Of course, the scientists were worried that they need to cover a certain amount of material during each quarter. I pointed out that they're being fearful, that they've fallen prey to what more progressive practitioners have called "the tyranny of content." That they need to be teaching students to learn, not stuffing their brains full of facts that they'll promptly forget immediately after the third "midterm."
I tried to be gentle and conversational, but I'm afraid I came across to those who wanted to read between the lines as saying "WTF have you been DOING to your students?"
Yes, some of the blame lies with students who lack curiosity, who aren't thirsting for knowledge even though they're at one of the best scientific institutions in the nation (and in some disciplines, the world).
I think that's why my teaching discipline, American studies, has so many science students getting double majors and minors. Sure, there are always the "hard core" science students who believe we're making up all this humanities crap, but even more of these students seem to enjoy the opportunity to learn to think critically about culture--including about the culture of science.
Unless we make a U-turn now on class size, faculty development, and the sizable contingent of students who are next to apathetic about their courses, my institution is in profound trouble, as is the state and the nation. The "small" humanities majors may not offer as clear a career path as do some of the sciences and they may draw in less grant money and fewer students--but they do offer something that many science classes apparently do not: the opportunity to consider their fellow human beings, and the opportunity to be treated by their professors like human beings with unique and interesting passions.
I don't mean to indict the sciences everywhere--clearly there are places where the sciences are being taught very well, just as there are science classrooms on my campus where faculty (in my observations, usually lecturers or senior, tenured faculty) are innovating the teaching of science. But we're on a bad track.

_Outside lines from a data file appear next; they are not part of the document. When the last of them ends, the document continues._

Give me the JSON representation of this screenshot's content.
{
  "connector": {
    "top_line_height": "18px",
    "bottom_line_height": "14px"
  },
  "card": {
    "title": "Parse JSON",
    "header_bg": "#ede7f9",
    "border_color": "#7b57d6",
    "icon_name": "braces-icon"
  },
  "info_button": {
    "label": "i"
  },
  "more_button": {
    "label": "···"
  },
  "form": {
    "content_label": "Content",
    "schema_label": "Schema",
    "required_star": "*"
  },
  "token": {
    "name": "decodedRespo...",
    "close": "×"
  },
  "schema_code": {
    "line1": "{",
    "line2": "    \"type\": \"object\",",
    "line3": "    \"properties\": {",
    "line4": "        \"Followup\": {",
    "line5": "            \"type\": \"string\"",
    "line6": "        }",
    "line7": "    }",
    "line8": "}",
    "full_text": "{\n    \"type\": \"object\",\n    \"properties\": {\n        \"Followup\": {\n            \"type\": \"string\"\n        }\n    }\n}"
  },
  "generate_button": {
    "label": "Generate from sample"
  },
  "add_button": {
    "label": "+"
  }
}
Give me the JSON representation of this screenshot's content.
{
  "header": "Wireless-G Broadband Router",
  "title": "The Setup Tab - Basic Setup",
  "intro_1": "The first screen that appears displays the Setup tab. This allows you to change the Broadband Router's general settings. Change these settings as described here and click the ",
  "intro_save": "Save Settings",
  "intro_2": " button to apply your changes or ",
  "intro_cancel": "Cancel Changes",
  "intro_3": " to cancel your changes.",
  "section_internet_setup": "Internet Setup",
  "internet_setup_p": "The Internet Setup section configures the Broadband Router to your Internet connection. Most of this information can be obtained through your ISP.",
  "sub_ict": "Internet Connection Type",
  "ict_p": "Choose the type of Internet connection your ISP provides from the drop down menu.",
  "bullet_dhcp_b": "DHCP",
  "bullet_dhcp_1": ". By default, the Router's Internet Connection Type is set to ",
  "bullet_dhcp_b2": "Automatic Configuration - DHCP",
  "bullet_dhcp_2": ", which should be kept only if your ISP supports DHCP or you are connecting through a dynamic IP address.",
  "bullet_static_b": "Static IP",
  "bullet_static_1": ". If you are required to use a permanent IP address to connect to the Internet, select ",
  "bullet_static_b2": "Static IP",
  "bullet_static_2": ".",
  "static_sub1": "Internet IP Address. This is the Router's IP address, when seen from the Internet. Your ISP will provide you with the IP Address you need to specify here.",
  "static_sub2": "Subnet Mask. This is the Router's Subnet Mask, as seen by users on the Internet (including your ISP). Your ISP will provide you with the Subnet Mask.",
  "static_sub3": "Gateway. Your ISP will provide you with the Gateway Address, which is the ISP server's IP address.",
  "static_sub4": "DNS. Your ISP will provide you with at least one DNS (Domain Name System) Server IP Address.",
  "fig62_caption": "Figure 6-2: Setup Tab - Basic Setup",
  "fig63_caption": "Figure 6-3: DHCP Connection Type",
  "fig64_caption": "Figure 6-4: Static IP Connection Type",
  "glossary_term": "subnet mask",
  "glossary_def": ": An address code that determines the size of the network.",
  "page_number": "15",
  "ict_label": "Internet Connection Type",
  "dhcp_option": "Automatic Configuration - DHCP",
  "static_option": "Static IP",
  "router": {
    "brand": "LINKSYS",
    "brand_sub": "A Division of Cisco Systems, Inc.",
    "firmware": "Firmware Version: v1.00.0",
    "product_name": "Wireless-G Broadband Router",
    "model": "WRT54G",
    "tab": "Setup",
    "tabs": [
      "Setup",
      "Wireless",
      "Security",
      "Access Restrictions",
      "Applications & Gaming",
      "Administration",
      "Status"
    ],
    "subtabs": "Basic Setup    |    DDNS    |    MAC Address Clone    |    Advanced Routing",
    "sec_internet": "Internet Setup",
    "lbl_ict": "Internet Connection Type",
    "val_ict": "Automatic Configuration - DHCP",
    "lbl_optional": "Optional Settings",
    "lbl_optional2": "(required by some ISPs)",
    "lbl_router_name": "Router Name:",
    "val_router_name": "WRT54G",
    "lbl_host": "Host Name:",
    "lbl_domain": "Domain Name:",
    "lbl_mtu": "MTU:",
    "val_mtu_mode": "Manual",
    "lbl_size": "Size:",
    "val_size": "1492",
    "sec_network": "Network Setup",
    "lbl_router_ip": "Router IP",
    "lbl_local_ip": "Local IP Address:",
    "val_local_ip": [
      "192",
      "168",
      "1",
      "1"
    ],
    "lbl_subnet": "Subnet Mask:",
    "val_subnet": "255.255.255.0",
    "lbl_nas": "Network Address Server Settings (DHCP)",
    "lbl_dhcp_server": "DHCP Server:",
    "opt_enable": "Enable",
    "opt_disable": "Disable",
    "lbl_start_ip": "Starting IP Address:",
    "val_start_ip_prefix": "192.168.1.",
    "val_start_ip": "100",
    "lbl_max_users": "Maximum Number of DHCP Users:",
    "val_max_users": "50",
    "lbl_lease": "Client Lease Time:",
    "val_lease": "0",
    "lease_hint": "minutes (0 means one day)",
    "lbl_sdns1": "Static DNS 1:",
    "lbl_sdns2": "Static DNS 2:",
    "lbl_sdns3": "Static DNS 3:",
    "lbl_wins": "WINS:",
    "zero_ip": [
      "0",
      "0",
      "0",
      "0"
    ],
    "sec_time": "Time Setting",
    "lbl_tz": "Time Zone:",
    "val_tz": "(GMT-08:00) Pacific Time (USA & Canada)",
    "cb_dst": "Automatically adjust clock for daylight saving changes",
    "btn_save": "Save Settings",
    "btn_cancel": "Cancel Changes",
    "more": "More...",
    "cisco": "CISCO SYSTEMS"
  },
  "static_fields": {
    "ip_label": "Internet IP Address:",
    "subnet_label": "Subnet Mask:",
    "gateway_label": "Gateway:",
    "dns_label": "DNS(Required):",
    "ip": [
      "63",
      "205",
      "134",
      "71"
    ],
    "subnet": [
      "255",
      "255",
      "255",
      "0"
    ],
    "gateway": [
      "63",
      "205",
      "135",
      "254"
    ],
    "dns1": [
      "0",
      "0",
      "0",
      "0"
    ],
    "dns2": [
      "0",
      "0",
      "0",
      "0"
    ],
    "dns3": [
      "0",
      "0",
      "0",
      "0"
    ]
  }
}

III. "A hell-bound train"
I mentioned the professor who spoke yesterday has "very large classes."
He has 780 students registered for his fall course.
The largest lecture hall on campus seats 500.
The course will be tag-team-taught, with another professor. Because there are 500 seats in each "section," it's likely the university will open the course up to 1,000 students.
Even worse, as he pointed out, only 25 to 30 percent of the students enrolled in this course actually show up to class on non-exam days.
The professor, the colleague who invited him to speak, and I had an intense little chat following his talk. During our conversation, the distinguished professor said that science teaching at our university is "a hell-bound train."
I want to get t-shirts made with that image and slogan. It would make a nice logo for our teaching resources center, no?